■ EXERCISE AIM ■
Search the data for the word "JSON" and copy every line that contains it.

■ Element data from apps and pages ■
▽
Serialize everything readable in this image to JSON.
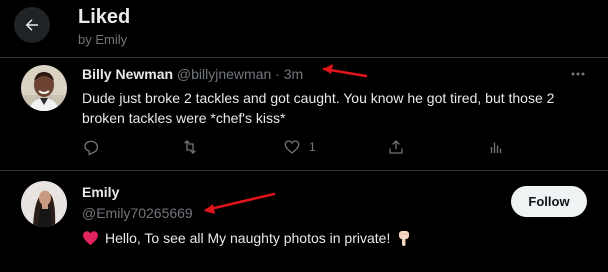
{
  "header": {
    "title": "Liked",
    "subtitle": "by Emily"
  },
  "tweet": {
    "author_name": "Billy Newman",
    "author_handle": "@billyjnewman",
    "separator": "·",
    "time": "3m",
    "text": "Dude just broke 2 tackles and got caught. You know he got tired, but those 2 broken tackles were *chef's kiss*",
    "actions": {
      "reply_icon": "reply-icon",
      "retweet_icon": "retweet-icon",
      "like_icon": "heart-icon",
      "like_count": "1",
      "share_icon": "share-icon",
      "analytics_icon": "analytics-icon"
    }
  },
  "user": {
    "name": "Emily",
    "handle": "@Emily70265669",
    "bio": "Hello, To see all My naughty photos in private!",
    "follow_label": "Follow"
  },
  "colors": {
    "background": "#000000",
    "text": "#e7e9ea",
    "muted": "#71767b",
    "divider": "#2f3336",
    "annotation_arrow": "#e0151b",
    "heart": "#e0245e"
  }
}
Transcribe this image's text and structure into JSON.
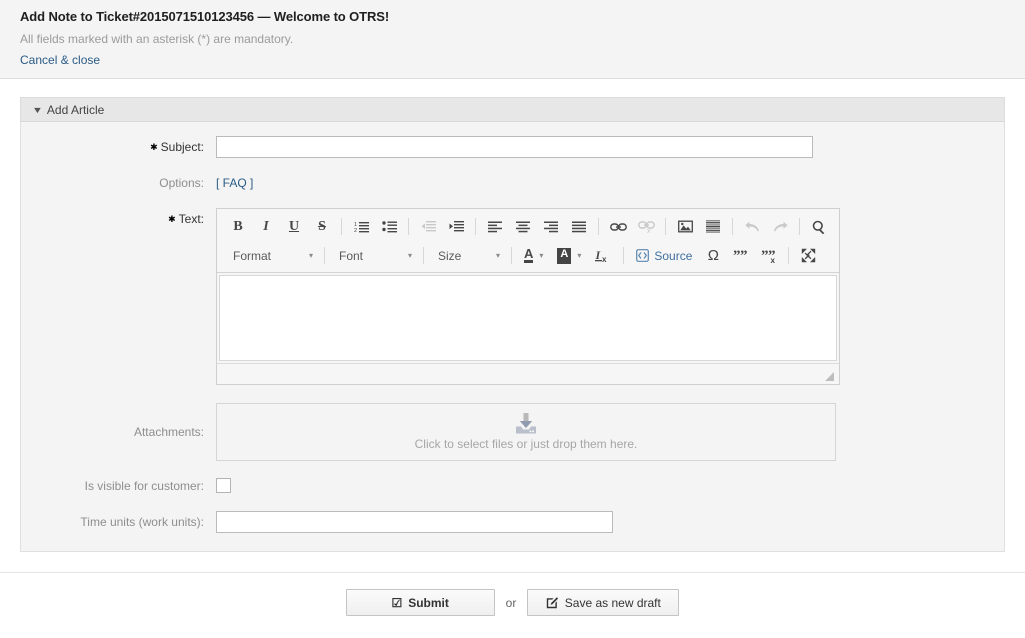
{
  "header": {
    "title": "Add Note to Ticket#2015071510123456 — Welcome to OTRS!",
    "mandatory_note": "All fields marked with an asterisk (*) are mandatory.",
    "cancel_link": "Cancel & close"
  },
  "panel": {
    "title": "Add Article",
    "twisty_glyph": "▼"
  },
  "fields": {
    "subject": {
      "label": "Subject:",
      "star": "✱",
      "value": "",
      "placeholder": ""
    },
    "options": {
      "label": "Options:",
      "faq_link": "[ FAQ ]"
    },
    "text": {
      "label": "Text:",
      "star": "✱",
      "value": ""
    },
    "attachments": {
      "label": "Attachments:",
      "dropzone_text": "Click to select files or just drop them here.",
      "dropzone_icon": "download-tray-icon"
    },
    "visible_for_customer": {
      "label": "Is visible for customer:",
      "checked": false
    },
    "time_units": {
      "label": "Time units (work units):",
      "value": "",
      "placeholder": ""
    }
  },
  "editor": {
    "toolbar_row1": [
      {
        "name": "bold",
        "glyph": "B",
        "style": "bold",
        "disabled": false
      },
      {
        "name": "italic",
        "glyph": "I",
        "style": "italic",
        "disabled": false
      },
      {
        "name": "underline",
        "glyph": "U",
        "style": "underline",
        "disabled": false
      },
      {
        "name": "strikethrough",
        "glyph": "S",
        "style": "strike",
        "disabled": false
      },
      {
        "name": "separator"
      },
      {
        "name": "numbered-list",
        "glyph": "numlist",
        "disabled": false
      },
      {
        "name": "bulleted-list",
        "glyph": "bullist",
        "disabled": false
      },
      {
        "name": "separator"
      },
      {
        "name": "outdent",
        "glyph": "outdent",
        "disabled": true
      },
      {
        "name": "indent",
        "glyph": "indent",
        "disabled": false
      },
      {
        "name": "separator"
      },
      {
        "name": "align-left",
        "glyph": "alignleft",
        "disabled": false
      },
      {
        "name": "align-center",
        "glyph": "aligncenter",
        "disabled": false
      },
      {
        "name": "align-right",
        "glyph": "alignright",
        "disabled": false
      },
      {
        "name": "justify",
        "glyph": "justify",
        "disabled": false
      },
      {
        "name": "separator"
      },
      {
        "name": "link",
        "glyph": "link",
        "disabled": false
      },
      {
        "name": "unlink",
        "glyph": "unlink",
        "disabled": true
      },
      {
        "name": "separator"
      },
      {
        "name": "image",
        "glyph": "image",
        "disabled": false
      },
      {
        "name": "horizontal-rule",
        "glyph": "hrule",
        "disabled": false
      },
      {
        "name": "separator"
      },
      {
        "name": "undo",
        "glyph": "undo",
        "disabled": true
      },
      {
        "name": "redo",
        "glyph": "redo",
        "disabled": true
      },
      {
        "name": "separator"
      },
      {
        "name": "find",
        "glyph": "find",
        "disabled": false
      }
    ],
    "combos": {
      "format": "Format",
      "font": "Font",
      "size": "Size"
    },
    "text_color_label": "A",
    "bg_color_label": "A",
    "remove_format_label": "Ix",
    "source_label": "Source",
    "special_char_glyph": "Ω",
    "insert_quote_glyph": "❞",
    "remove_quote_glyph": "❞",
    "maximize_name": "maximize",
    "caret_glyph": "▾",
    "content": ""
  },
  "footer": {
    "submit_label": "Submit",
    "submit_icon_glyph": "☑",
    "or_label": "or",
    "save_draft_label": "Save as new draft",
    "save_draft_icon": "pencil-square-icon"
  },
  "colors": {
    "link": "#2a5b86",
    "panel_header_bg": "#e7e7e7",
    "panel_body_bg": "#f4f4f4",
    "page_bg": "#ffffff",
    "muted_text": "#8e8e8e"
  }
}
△
■ SOLUTION BELOW ■
Serialize everything readable in this image to JSON.
Transcribe this image's text and structure into JSON.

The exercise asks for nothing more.